Would you go through the records below and copy each line with the string "placeholder"?

Task data Start Marker

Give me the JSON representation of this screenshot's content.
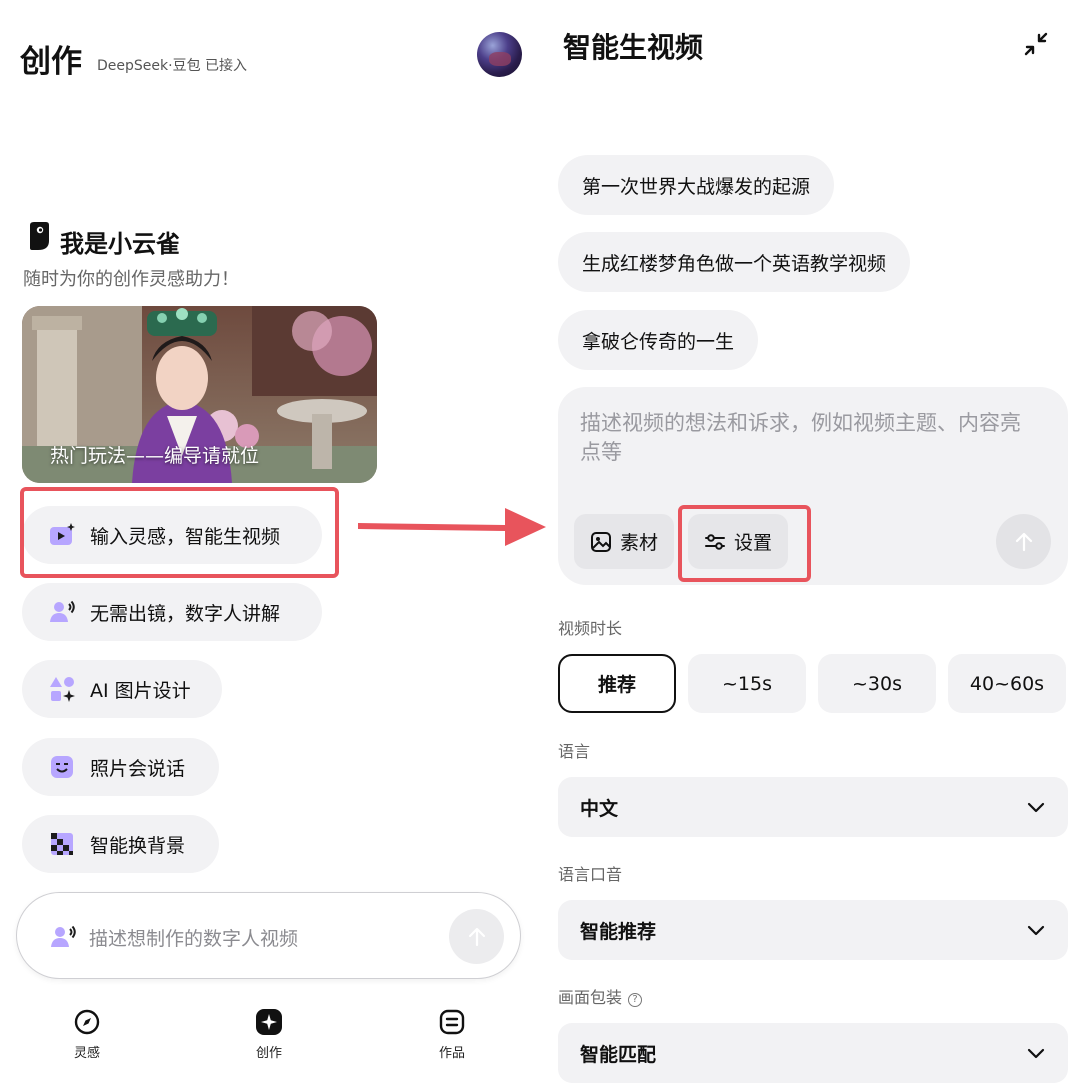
{
  "left": {
    "header": {
      "title": "创作",
      "subtitle": "DeepSeek·豆包 已接入"
    },
    "intro": {
      "title": "我是小云雀",
      "subtitle": "随时为你的创作灵感助力！"
    },
    "hero": {
      "caption": "热门玩法——编导请就位"
    },
    "features": [
      {
        "label": "输入灵感，智能生视频",
        "icon": "video-sparkle-icon"
      },
      {
        "label": "无需出镜，数字人讲解",
        "icon": "digital-human-icon"
      },
      {
        "label": "AI 图片设计",
        "icon": "shapes-sparkle-icon"
      },
      {
        "label": "照片会说话",
        "icon": "talking-face-icon"
      },
      {
        "label": "智能换背景",
        "icon": "background-swap-icon"
      }
    ],
    "prompt": {
      "placeholder": "描述想制作的数字人视频"
    },
    "tabs": [
      {
        "label": "灵感",
        "icon": "compass-icon"
      },
      {
        "label": "创作",
        "icon": "sparkle-icon"
      },
      {
        "label": "作品",
        "icon": "works-icon"
      }
    ]
  },
  "right": {
    "title": "智能生视频",
    "suggestions": [
      "第一次世界大战爆发的起源",
      "生成红楼梦角色做一个英语教学视频",
      "拿破仑传奇的一生"
    ],
    "compose": {
      "placeholder": "描述视频的想法和诉求，例如视频主题、内容亮点等",
      "material_label": "素材",
      "settings_label": "设置"
    },
    "duration": {
      "label": "视频时长",
      "options": [
        "推荐",
        "~15s",
        "~30s",
        "40~60s"
      ],
      "selected": "推荐"
    },
    "language": {
      "label": "语言",
      "value": "中文"
    },
    "accent": {
      "label": "语言口音",
      "value": "智能推荐"
    },
    "packaging": {
      "label": "画面包装",
      "value": "智能匹配"
    }
  },
  "colors": {
    "highlight": "#e8545c",
    "pill_bg": "#f2f2f4",
    "accent_purple": "#7a5cff"
  }
}
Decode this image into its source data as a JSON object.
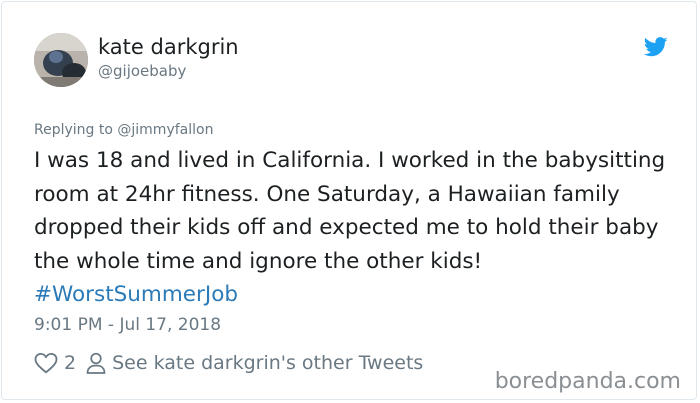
{
  "user": {
    "name": "kate darkgrin",
    "handle": "@gijoebaby"
  },
  "reply": {
    "prefix": "Replying to ",
    "mention": "@jimmyfallon"
  },
  "tweet": {
    "text": "I was 18 and lived in California. I worked in the babysitting room at 24hr fitness. One Saturday, a Hawaiian family dropped their kids off and expected me to hold their baby the whole time and ignore the other kids! ",
    "hashtag": "#WorstSummerJob",
    "timestamp": "9:01 PM - Jul 17, 2018"
  },
  "actions": {
    "like_count": "2",
    "other_tweets_label": "See kate darkgrin's other Tweets"
  },
  "watermark": "boredpanda.com",
  "colors": {
    "twitter_blue": "#1da1f2",
    "hashtag": "#2b7bb9",
    "secondary_text": "#697882",
    "primary_text": "#1c2022"
  },
  "icons": [
    "twitter-bird-icon",
    "heart-icon",
    "person-icon"
  ]
}
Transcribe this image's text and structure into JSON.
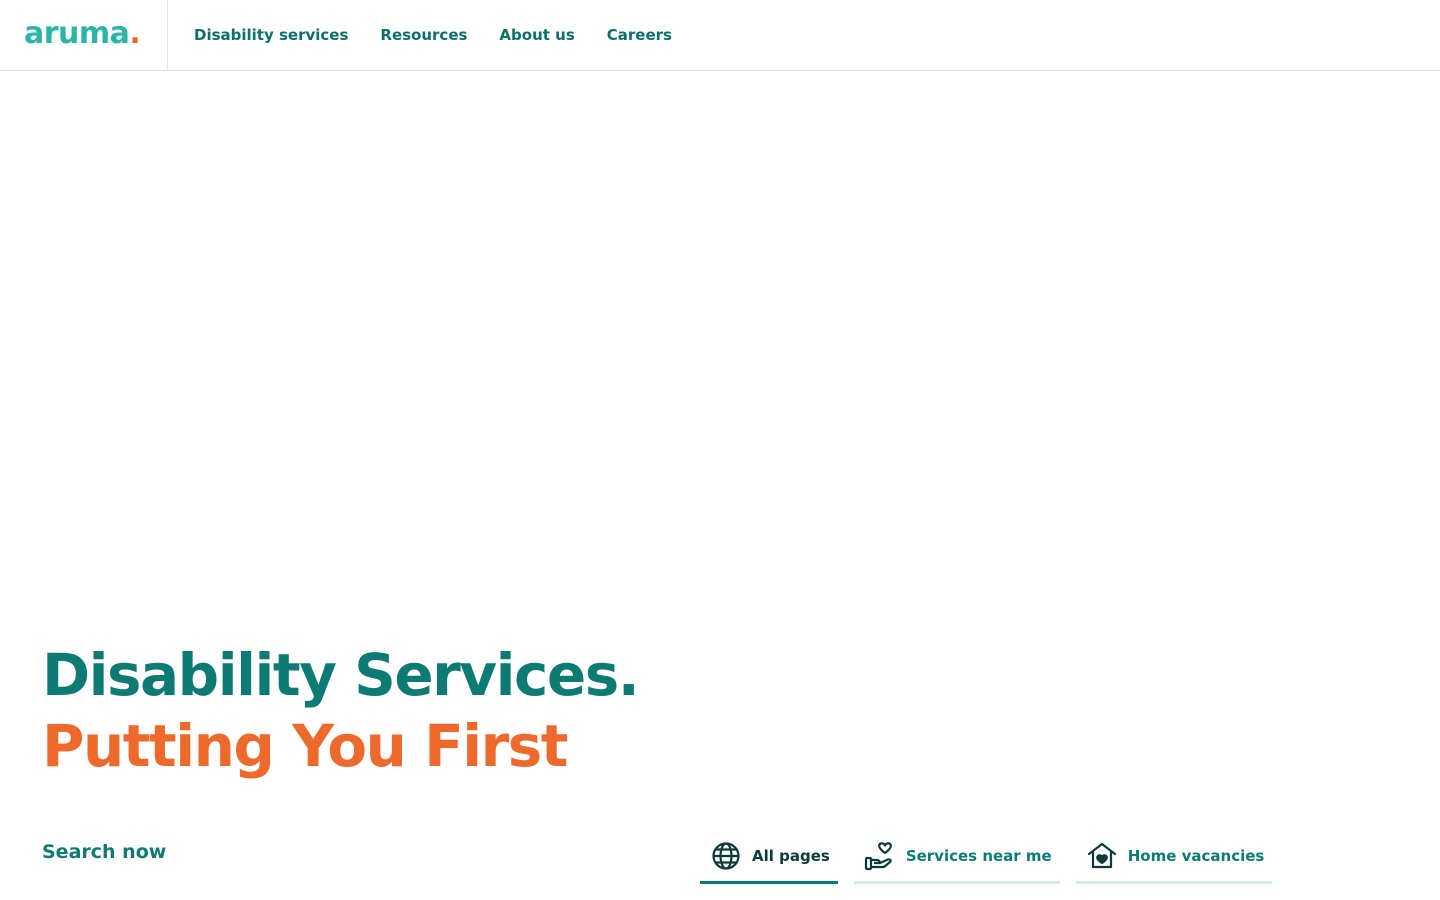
{
  "brand": {
    "logo_text": "aruma",
    "logo_dot": "."
  },
  "nav": {
    "items": [
      {
        "label": "Disability services"
      },
      {
        "label": "Resources"
      },
      {
        "label": "About us"
      },
      {
        "label": "Careers"
      }
    ]
  },
  "hero": {
    "title_line1": "Disability Services.",
    "title_line2": "Putting You First"
  },
  "search": {
    "label": "Search now",
    "tabs": [
      {
        "label": "All pages",
        "icon": "globe-icon",
        "active": true
      },
      {
        "label": "Services near me",
        "icon": "hand-heart-icon",
        "active": false
      },
      {
        "label": "Home vacancies",
        "icon": "house-heart-icon",
        "active": false
      }
    ]
  },
  "colors": {
    "teal": "#0d7b74",
    "logo_teal": "#2bb5a8",
    "orange": "#ee6a2c",
    "dark": "#0b3a3a",
    "tab_underline": "#d3ecea"
  }
}
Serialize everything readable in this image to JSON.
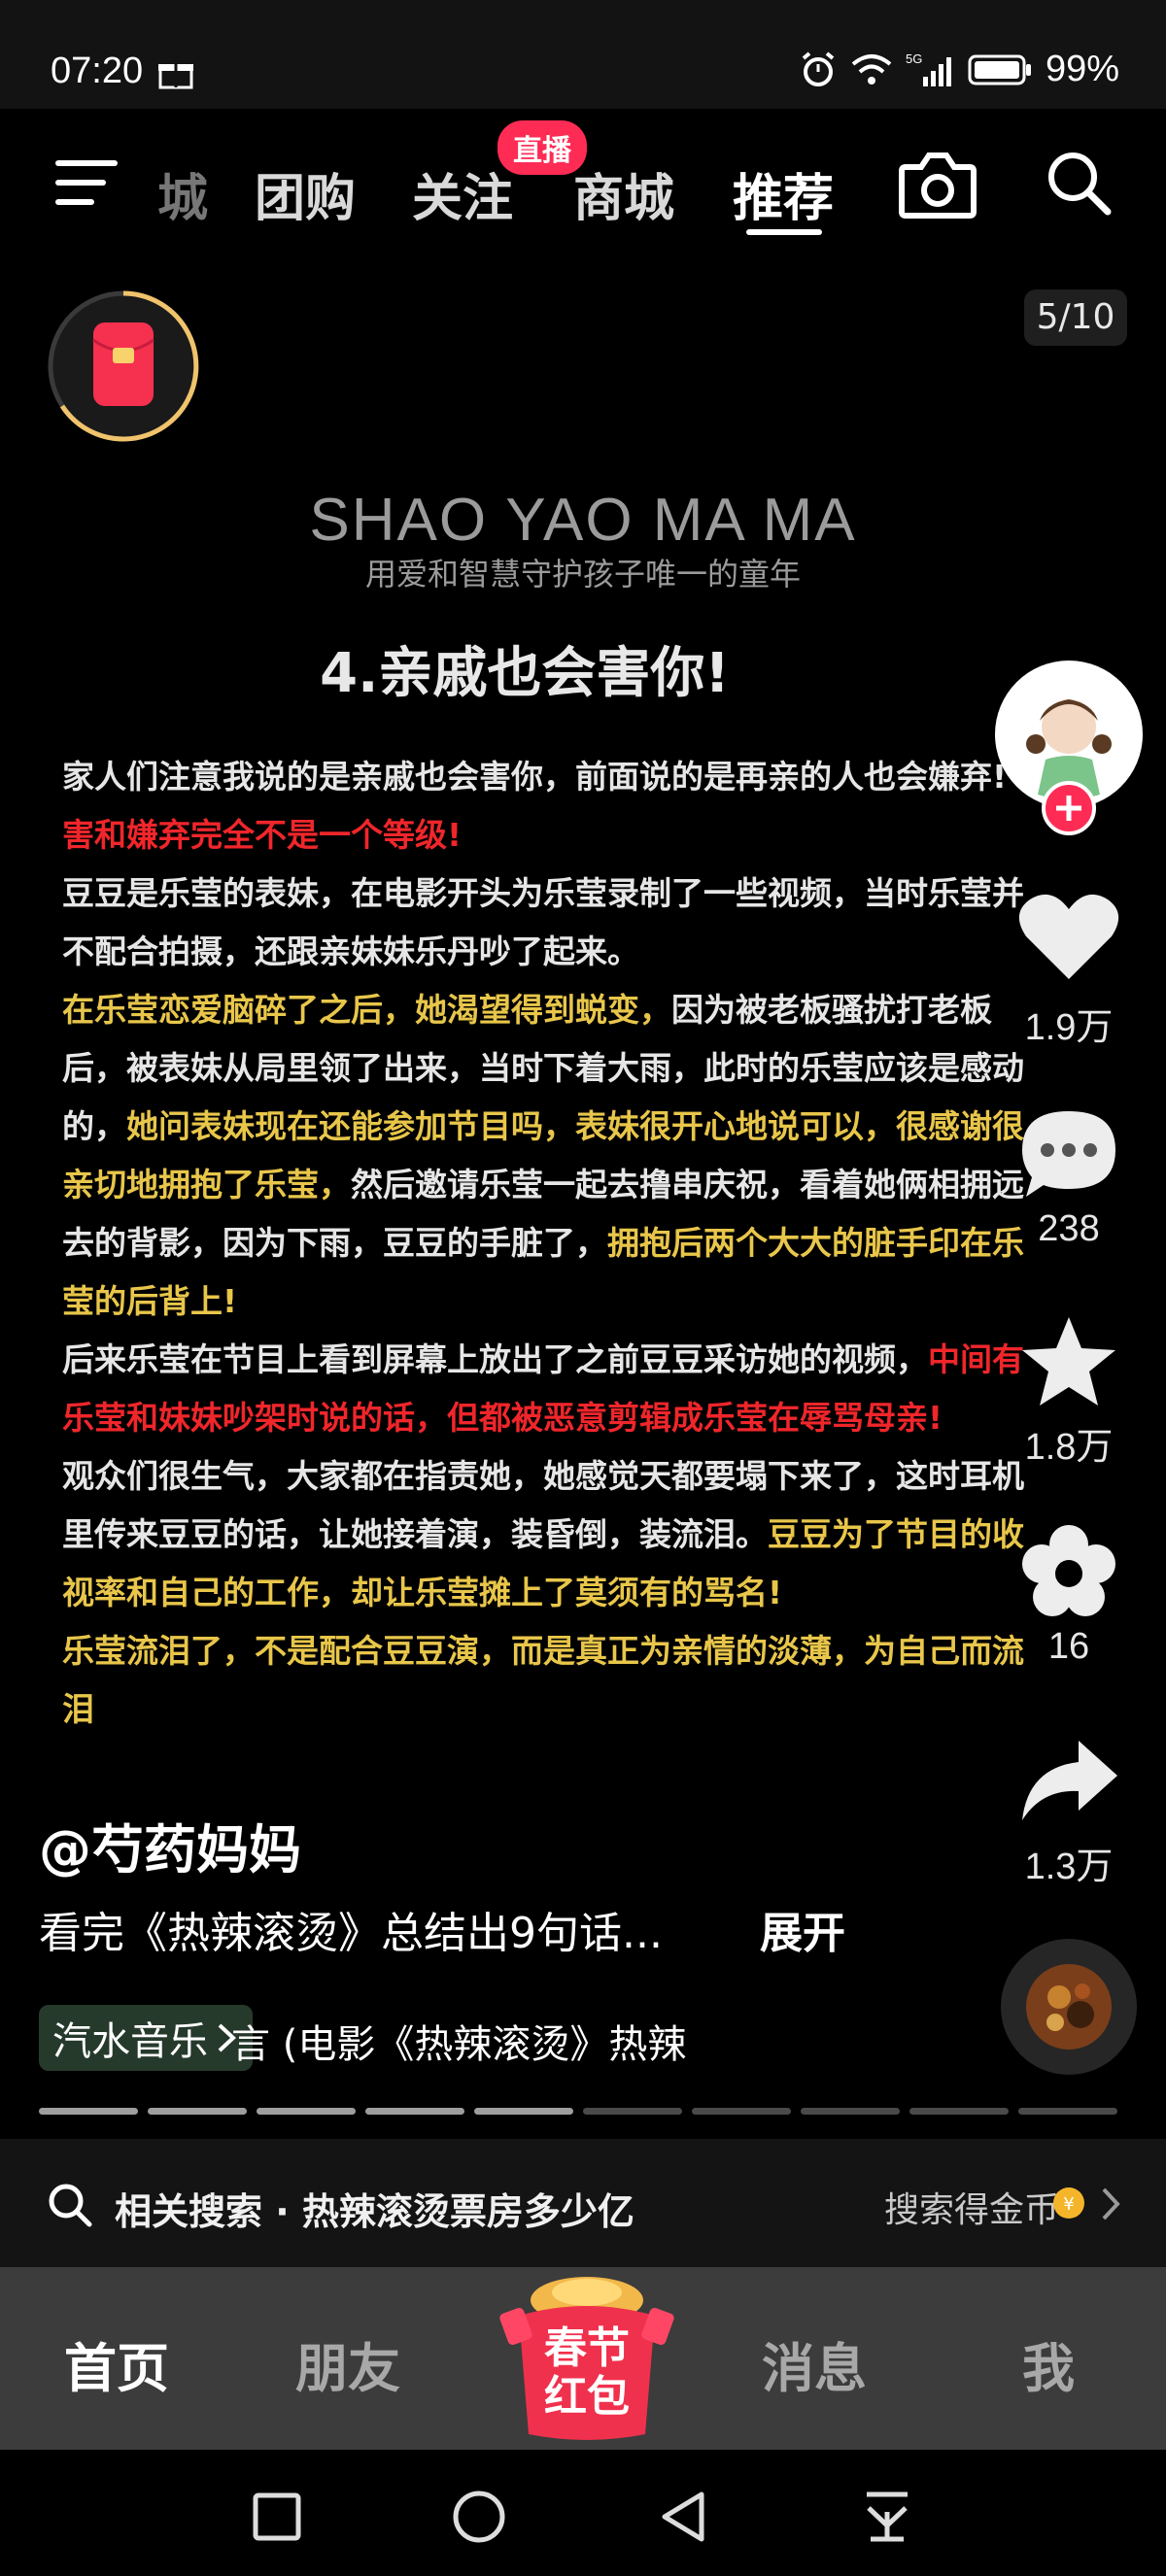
{
  "status_bar": {
    "time": "07:20",
    "battery": "99%",
    "network": "5G"
  },
  "top_nav": {
    "tabs": [
      "城",
      "团购",
      "关注",
      "商城",
      "推荐"
    ],
    "live_badge": "直播",
    "active_tab": "推荐"
  },
  "post": {
    "image_counter": "5/10",
    "brand_title": "SHAO YAO MA MA",
    "brand_subtitle": "用爱和智慧守护孩子唯一的童年",
    "heading": "4.亲戚也会害你!",
    "paragraphs": [
      [
        {
          "t": "家人们注意我说的是亲戚也会害你，前面说的是再亲的人也会嫌弃! ",
          "c": "w"
        },
        {
          "t": "害和嫌弃完全不是一个等级!",
          "c": "r"
        }
      ],
      [
        {
          "t": "豆豆是乐莹的表妹，在电影开头为乐莹录制了一些视频，当时乐莹并不配合拍摄，还跟亲妹妹乐丹吵了起来。",
          "c": "w"
        }
      ],
      [
        {
          "t": "在乐莹恋爱脑碎了之后，她渴望得到蜕变，",
          "c": "y"
        },
        {
          "t": "因为被老板骚扰打老板后，被表妹从局里领了出来，当时下着大雨，此时的乐莹应该是感动的，",
          "c": "w"
        },
        {
          "t": "她问表妹现在还能参加节目吗，表妹很开心地说可以，很感谢很亲切地拥抱了乐莹，",
          "c": "y"
        },
        {
          "t": "然后邀请乐莹一起去撸串庆祝，看着她俩相拥远去的背影，因为下雨，豆豆的手脏了，",
          "c": "w"
        },
        {
          "t": "拥抱后两个大大的脏手印在乐莹的后背上!",
          "c": "y"
        }
      ],
      [
        {
          "t": "后来乐莹在节目上看到屏幕上放出了之前豆豆采访她的视频，",
          "c": "w"
        },
        {
          "t": "中间有乐莹和妹妹吵架时说的话，但都被恶意剪辑成乐莹在辱骂母亲!",
          "c": "r"
        }
      ],
      [
        {
          "t": "观众们很生气，大家都在指责她，她感觉天都要塌下来了，这时耳机里传来豆豆的话，让她接着演，装昏倒，装流泪。",
          "c": "w"
        },
        {
          "t": "豆豆为了节目的收视率和自己的工作，却让乐莹摊上了莫须有的骂名!",
          "c": "y"
        }
      ],
      [
        {
          "t": "乐莹流泪了，不是配合豆豆演，而是真正为亲情的淡薄，为自己而流泪",
          "c": "y"
        }
      ]
    ],
    "author": "@芍药妈妈",
    "description": "看完《热辣滚烫》总结出9句话...",
    "expand_label": "展开",
    "music_chip": "汽水音乐",
    "music_song": "言 (电影《热辣滚烫》热辣",
    "progress_total": 10,
    "progress_current": 5
  },
  "right_rail": {
    "like_count": "1.9万",
    "comment_count": "238",
    "favorite_count": "1.8万",
    "flower_count": "16",
    "share_count": "1.3万"
  },
  "related_search": {
    "text": "相关搜索 · 热辣滚烫票房多少亿",
    "reward": "搜索得金币"
  },
  "bottom_tabs": {
    "home": "首页",
    "friends": "朋友",
    "center_line1": "春节",
    "center_line2": "红包",
    "messages": "消息",
    "me": "我"
  },
  "colors": {
    "accent_red": "#fe2c55",
    "text_yellow": "#e8c64a",
    "text_red": "#f0262b"
  }
}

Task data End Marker

■ **Task response**
      "placeholder": "描述想制作的数字人视频"
      "placeholder": "描述视频的想法和诉求，例如视频主题、内容亮点等",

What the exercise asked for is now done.